# Directions for this task:
Down to the last line below, repeat the entries word for word and drop the pictures.

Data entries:
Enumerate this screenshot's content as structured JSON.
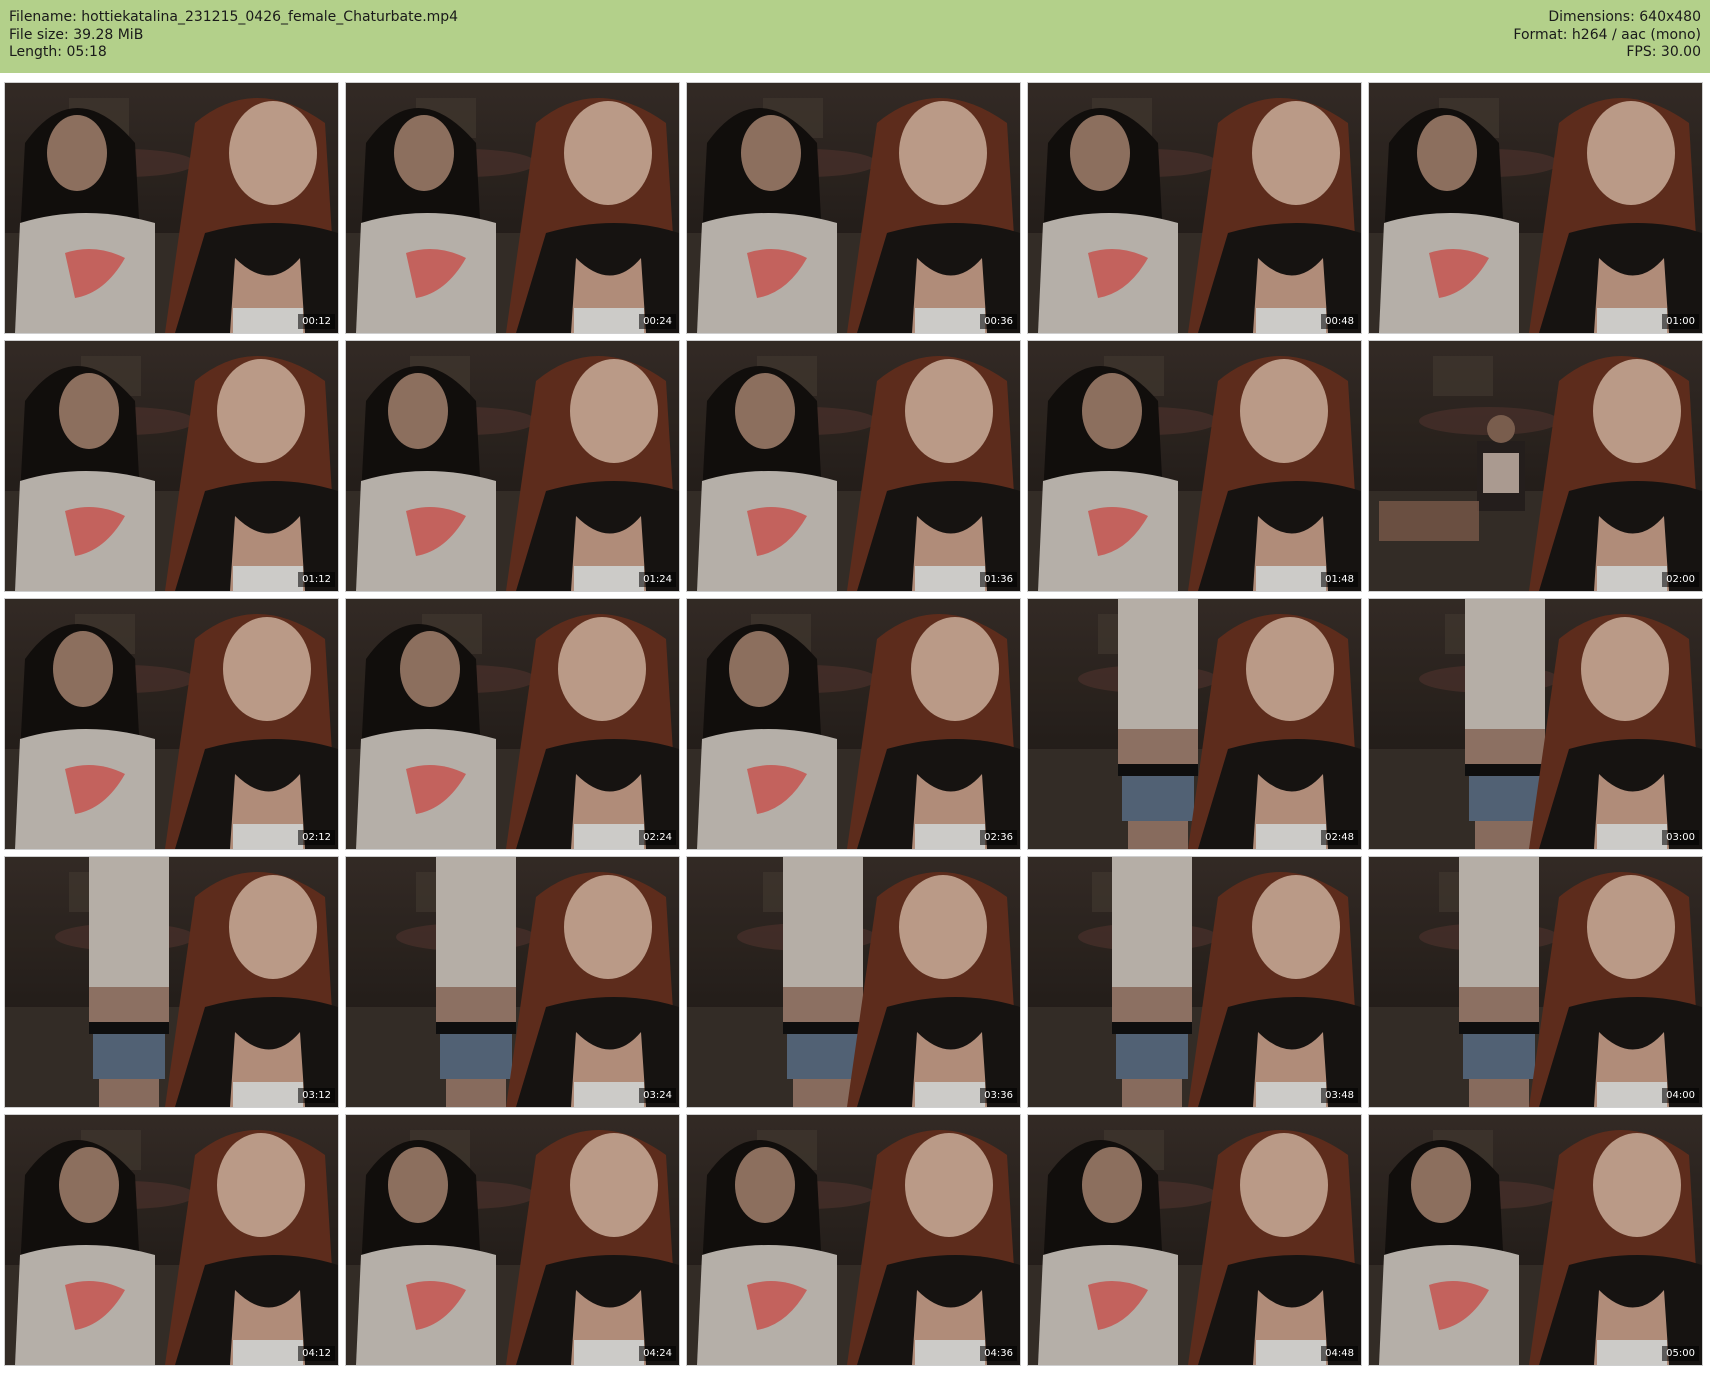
{
  "header": {
    "filename_line": "Filename: hottiekatalina_231215_0426_female_Chaturbate.mp4",
    "filesize_line": "File size: 39.28 MiB",
    "length_line": "Length: 05:18",
    "dimensions_line": "Dimensions: 640x480",
    "format_line": "Format: h264 / aac (mono)",
    "fps_line": "FPS: 30.00"
  },
  "colors": {
    "header_bg": "#b3d08a",
    "page_bg": "#ffffff"
  },
  "thumbnails": [
    {
      "timestamp": "00:12",
      "scene": "two-women-close"
    },
    {
      "timestamp": "00:24",
      "scene": "two-women-close"
    },
    {
      "timestamp": "00:36",
      "scene": "two-women-close"
    },
    {
      "timestamp": "00:48",
      "scene": "two-women-close"
    },
    {
      "timestamp": "01:00",
      "scene": "two-women-close"
    },
    {
      "timestamp": "01:12",
      "scene": "two-women-close"
    },
    {
      "timestamp": "01:24",
      "scene": "two-women-close"
    },
    {
      "timestamp": "01:36",
      "scene": "two-women-close"
    },
    {
      "timestamp": "01:48",
      "scene": "two-women-close"
    },
    {
      "timestamp": "02:00",
      "scene": "one-far-one-close"
    },
    {
      "timestamp": "02:12",
      "scene": "two-women-close"
    },
    {
      "timestamp": "02:24",
      "scene": "two-women-close"
    },
    {
      "timestamp": "02:36",
      "scene": "two-women-close"
    },
    {
      "timestamp": "02:48",
      "scene": "standing-and-close"
    },
    {
      "timestamp": "03:00",
      "scene": "standing-and-close"
    },
    {
      "timestamp": "03:12",
      "scene": "standing-and-close"
    },
    {
      "timestamp": "03:24",
      "scene": "standing-and-close"
    },
    {
      "timestamp": "03:36",
      "scene": "standing-and-close"
    },
    {
      "timestamp": "03:48",
      "scene": "standing-and-close"
    },
    {
      "timestamp": "04:00",
      "scene": "standing-and-close"
    },
    {
      "timestamp": "04:12",
      "scene": "two-women-close"
    },
    {
      "timestamp": "04:24",
      "scene": "two-women-close"
    },
    {
      "timestamp": "04:36",
      "scene": "two-women-close"
    },
    {
      "timestamp": "04:48",
      "scene": "two-women-close"
    },
    {
      "timestamp": "05:00",
      "scene": "two-women-close"
    }
  ]
}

# Result below:
Enumerate this screenshot's content as structured JSON.
{
  "header": {
    "filename_line": "Filename: hottiekatalina_231215_0426_female_Chaturbate.mp4",
    "filesize_line": "File size: 39.28 MiB",
    "length_line": "Length: 05:18",
    "dimensions_line": "Dimensions: 640x480",
    "format_line": "Format: h264 / aac (mono)",
    "fps_line": "FPS: 30.00"
  },
  "colors": {
    "header_bg": "#b3d08a",
    "page_bg": "#ffffff"
  },
  "thumbnails": [
    {
      "timestamp": "00:12",
      "scene": "two-women-close"
    },
    {
      "timestamp": "00:24",
      "scene": "two-women-close"
    },
    {
      "timestamp": "00:36",
      "scene": "two-women-close"
    },
    {
      "timestamp": "00:48",
      "scene": "two-women-close"
    },
    {
      "timestamp": "01:00",
      "scene": "two-women-close"
    },
    {
      "timestamp": "01:12",
      "scene": "two-women-close"
    },
    {
      "timestamp": "01:24",
      "scene": "two-women-close"
    },
    {
      "timestamp": "01:36",
      "scene": "two-women-close"
    },
    {
      "timestamp": "01:48",
      "scene": "two-women-close"
    },
    {
      "timestamp": "02:00",
      "scene": "one-far-one-close"
    },
    {
      "timestamp": "02:12",
      "scene": "two-women-close"
    },
    {
      "timestamp": "02:24",
      "scene": "two-women-close"
    },
    {
      "timestamp": "02:36",
      "scene": "two-women-close"
    },
    {
      "timestamp": "02:48",
      "scene": "standing-and-close"
    },
    {
      "timestamp": "03:00",
      "scene": "standing-and-close"
    },
    {
      "timestamp": "03:12",
      "scene": "standing-and-close"
    },
    {
      "timestamp": "03:24",
      "scene": "standing-and-close"
    },
    {
      "timestamp": "03:36",
      "scene": "standing-and-close"
    },
    {
      "timestamp": "03:48",
      "scene": "standing-and-close"
    },
    {
      "timestamp": "04:00",
      "scene": "standing-and-close"
    },
    {
      "timestamp": "04:12",
      "scene": "two-women-close"
    },
    {
      "timestamp": "04:24",
      "scene": "two-women-close"
    },
    {
      "timestamp": "04:36",
      "scene": "two-women-close"
    },
    {
      "timestamp": "04:48",
      "scene": "two-women-close"
    },
    {
      "timestamp": "05:00",
      "scene": "two-women-close"
    }
  ]
}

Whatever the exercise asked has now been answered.